The Orphan's Guilt (Joe Gunther Series (31))

Image of The Orphan's Guilt: A Joe Gunther Novel (Joe Gunther Series, 31)
Release Date: 
September 29, 2020
Minotaur Books
Reviewed by: 

“If you’re not already a fan of Archer Mayor, then here’s the opportunity to find out why so many people are.”

Some people describe storytellers as “weavers of tales.” In that context we can consider Archer Mayor a master weaver. In his latest entry in the Joe Gunther mystery series he has woven a story so tight it has no frayed or dangling threads, no pattern breaks or color flaws. Instead it’s a marvelous construction of plot, character, and setting that would need a chainsaw to rend apart.

Thirty previous volumes in this series have honed the author’s skill. It’s given credence from his personal experience in various aspects of law enforcement and emergency response work, plus decades of living in the series’ setting: Vermont.

Vermont is as much of a character in these stories as their central protagonist, Joe Gunther—squad leader of the (fictional) Vermont Bureau of Investigation—and his longtime, hand-picked team. In prose that makes readers who live in Vermont alternately nod, sigh, or weep, he accurately conveys the mix of the state’s calendar-picture perfection and seamy underbelly, highlighting its wealth and poverty, layers of contradictory cultures, and their effects upon each other, along with individual traits of the towns, quadrants, and seasons.

Not to mention crime.

The VBI’s jurisdiction is intrastate murder, so each story is a police procedural. This volume is so engrossingly procedural it answers many questions of how and why the different police forces operate, separately and together. In The Orphan’s Guilt that includes relationships with attorneys, reporters, and private investigators to pull all the threads together.

It just so happens that most of these characters know each other personally and have boundaries they must stay within that restrict their ability to help each other, adding tension and conflict to the need for sharing knowledge.

Everyone’s aim starts out from diverse corners but converges steadily to the center. Gunther’s VBI team is engaged to investigate murders of people connected to a cold case from two-plus decades previous. It begins when a brain-damaged young man finally dies from his condition, cutting loose his brother who has cared for him loyally since childhood, all alone.

That brother promptly goes on a bender and gets himself arrested for drunk driving. He engages an attorney who engages an investigator to find positive character information to lessen the consequences of the brother’s charges. Then the brother disappears.

The investigator happens to be the daughter of a character featured in a previous volume, Tag Man. That title character lives in the shadows of the dark net and has managed to turn a life of crime, or borderline crime, into a profitable, invisible life that taught his daughter well and motivated her stay on the correct side of the law.

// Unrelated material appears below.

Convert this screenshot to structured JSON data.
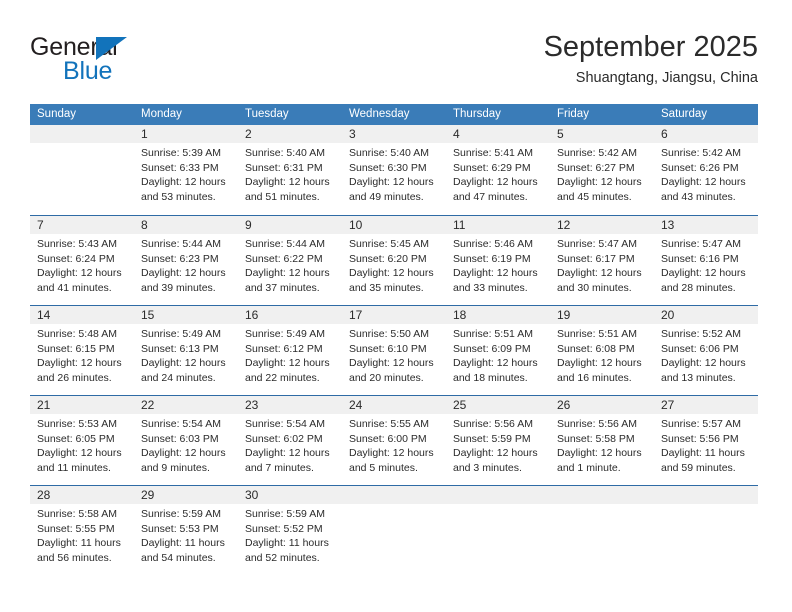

She hooks up with an aggressive photojournalist, who happens to be the daughter of Joe Gunther’s love interest, who happens to be the state medical examiner. Vermont is such a small, thinly populated state that such path crossings are plausible, if not inevitable. In fact, all these characters have mixed together, for better or worse, in previous adventures.

Here they coalesce into a seamless team. The story is told from their contrasting viewpoints, logically progressing from the trigger situation to the formal investigation. The lawyer and PI work to showcase the brother-keeper’s virtue, while the journalist and police attempt to connect the brother-keeper with later killings linked to the injury all those years ago, which change the dead boy’s demise from an assumed birth defect to actual murder.

Murder has no statute of limitations, so once the question is raised, officials are obliged to pursue the truth. Several suspects are either already dead or unaccounted for, making the dig for facts even tougher. Especially when the prime suspect himself is murdered under their noses.

Unlike more thriller-flavored novels that might wring the conflicts into melodrama, in this story the protagonists simply proceed from clue to clue in search of the truth regardless of personal motive. Each party uncovers information that they share with believable hesitation but timeliness, instead of withholding it to force tension. Tension itself is provided by the process of discovery.

The author walks us through every step, making it fascinating instead of pedantic. The procedure forms the core of the story—to continue with the weaving analogy, the warp—while the side action forms the over-under woof that gives strength and completion to the whole.

Best yet from a reader’s standpoint, The Orphan’s Guilt is an excellent point to enter an established series. All the regulars are involved, with their page time  balanced evenly. Enough of their backstories are provided to understand who/when/where/what/why, meanwhile involving everyone in a brand-new scenario.

If you’re not already a fan of Archer Mayor, then here’s the opportunity to find out why so many people are.